• cervical dilation;
  • length of labour


In the 1950s, Emanuel Friedman described the first comprehensive method of evaluating labour in clinical practice. In this landmark work, Friedman described the relationship between the duration of labour and cervical dilation as a sigmoid curve and outlined a tool for following labour progression and for identifying abnormal labour. His definitions of labour protraction and arrest continue to be applied in contemporary obstetric practice, although there have been considerable changes since in the clinical management of labour and delivery. This paper provides an overview of Friedman's work, addresses various methodological challenges in studying labour progression, and describes the utility of more advanced statistical methods for studying labour progression, such as survival analysis, compared with other approaches. Additional research that utilises and refines such methods will provide greater insight into labour progression and may assist in updating the diagnostic criteria for labour protraction and arrest disorders in contemporary obstetric practice.
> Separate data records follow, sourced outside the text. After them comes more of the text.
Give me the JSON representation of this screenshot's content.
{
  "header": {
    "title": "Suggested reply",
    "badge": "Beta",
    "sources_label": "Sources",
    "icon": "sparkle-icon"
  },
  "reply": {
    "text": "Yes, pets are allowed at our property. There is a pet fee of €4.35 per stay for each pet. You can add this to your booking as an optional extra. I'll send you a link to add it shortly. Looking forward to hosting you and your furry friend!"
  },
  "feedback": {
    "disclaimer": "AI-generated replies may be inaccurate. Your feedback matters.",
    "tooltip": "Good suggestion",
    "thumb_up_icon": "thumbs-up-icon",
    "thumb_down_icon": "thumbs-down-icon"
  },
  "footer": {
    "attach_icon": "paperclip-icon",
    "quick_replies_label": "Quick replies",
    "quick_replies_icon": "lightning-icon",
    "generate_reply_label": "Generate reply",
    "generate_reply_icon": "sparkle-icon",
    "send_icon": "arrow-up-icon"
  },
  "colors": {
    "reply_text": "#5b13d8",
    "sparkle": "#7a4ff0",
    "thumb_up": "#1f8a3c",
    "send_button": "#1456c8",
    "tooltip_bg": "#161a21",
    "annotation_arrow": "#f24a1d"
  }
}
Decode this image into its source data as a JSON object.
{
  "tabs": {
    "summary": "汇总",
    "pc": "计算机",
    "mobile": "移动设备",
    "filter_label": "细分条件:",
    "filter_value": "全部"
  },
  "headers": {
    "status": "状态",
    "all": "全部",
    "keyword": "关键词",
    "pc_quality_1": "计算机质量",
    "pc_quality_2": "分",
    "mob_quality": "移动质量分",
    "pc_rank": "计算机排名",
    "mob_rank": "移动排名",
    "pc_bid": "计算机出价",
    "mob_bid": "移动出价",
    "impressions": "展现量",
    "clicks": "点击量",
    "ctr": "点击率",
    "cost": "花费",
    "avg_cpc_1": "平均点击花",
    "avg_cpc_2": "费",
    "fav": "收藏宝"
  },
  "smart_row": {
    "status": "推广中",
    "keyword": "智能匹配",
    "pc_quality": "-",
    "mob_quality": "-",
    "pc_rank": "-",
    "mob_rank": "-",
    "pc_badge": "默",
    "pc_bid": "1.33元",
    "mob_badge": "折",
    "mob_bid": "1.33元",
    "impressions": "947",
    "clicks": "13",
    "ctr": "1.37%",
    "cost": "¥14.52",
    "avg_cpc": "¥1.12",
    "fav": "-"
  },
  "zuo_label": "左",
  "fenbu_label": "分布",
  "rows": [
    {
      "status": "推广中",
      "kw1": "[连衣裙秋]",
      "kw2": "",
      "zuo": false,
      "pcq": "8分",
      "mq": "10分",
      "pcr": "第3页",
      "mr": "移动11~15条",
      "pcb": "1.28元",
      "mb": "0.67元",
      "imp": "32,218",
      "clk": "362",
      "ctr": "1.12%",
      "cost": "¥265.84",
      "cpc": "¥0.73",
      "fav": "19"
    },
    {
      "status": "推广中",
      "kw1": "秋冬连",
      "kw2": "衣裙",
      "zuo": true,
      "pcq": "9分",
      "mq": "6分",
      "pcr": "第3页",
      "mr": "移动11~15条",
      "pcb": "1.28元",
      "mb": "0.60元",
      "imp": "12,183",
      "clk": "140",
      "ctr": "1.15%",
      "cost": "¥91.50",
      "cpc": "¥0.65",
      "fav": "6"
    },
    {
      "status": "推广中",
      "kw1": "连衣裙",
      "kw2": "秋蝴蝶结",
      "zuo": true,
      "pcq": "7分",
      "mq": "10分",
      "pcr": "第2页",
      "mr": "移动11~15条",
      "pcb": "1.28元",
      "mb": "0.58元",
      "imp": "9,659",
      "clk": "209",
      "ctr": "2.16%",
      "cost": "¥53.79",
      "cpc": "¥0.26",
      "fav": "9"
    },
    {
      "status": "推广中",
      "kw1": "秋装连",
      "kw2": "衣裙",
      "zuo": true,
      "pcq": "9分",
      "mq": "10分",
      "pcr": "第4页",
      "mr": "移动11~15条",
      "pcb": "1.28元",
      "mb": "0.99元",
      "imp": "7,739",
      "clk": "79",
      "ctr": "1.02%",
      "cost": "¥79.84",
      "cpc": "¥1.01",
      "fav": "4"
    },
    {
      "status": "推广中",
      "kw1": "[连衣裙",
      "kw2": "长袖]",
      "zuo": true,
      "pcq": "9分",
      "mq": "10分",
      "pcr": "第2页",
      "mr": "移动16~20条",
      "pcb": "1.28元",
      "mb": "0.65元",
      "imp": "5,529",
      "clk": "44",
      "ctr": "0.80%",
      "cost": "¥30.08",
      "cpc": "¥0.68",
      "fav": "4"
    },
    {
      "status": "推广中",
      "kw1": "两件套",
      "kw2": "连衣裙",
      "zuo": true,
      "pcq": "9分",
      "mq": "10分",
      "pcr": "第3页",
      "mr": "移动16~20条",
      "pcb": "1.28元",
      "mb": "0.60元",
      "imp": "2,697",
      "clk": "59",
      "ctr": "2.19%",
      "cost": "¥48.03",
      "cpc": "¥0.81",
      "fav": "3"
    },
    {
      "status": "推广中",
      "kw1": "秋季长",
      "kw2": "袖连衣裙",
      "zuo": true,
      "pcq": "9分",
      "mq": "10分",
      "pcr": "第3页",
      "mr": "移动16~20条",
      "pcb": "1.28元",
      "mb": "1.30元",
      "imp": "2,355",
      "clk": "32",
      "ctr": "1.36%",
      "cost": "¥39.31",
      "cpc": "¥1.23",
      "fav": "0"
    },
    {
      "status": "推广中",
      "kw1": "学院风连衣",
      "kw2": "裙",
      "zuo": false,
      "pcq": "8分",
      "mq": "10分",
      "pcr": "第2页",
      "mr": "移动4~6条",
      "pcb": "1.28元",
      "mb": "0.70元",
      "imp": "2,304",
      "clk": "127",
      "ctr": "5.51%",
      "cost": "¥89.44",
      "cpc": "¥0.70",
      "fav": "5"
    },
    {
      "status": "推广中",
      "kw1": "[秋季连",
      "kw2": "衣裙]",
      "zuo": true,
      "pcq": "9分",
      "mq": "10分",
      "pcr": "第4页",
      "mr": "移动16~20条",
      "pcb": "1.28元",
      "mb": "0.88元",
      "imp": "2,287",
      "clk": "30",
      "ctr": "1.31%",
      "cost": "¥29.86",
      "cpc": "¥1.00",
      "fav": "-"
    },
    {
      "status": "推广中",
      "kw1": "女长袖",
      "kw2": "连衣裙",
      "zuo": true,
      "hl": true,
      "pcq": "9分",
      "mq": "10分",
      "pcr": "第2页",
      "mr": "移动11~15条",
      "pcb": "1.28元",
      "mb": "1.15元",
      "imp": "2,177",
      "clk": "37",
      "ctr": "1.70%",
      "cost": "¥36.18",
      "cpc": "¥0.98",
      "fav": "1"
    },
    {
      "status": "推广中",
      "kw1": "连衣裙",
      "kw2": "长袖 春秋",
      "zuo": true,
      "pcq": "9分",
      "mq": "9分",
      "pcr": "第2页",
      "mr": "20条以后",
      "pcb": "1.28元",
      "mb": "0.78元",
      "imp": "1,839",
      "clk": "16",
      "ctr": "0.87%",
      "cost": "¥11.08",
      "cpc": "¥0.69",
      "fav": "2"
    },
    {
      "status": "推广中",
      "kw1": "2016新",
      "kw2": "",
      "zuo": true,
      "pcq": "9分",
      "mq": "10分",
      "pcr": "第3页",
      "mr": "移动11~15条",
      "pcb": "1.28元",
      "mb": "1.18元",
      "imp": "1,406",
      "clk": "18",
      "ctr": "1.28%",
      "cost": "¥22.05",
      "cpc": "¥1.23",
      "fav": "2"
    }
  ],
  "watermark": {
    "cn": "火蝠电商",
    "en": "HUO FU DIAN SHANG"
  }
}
Moreover, such detailed information could have important clinical implications towards reducing the rate of primary caesarean delivery in the United States.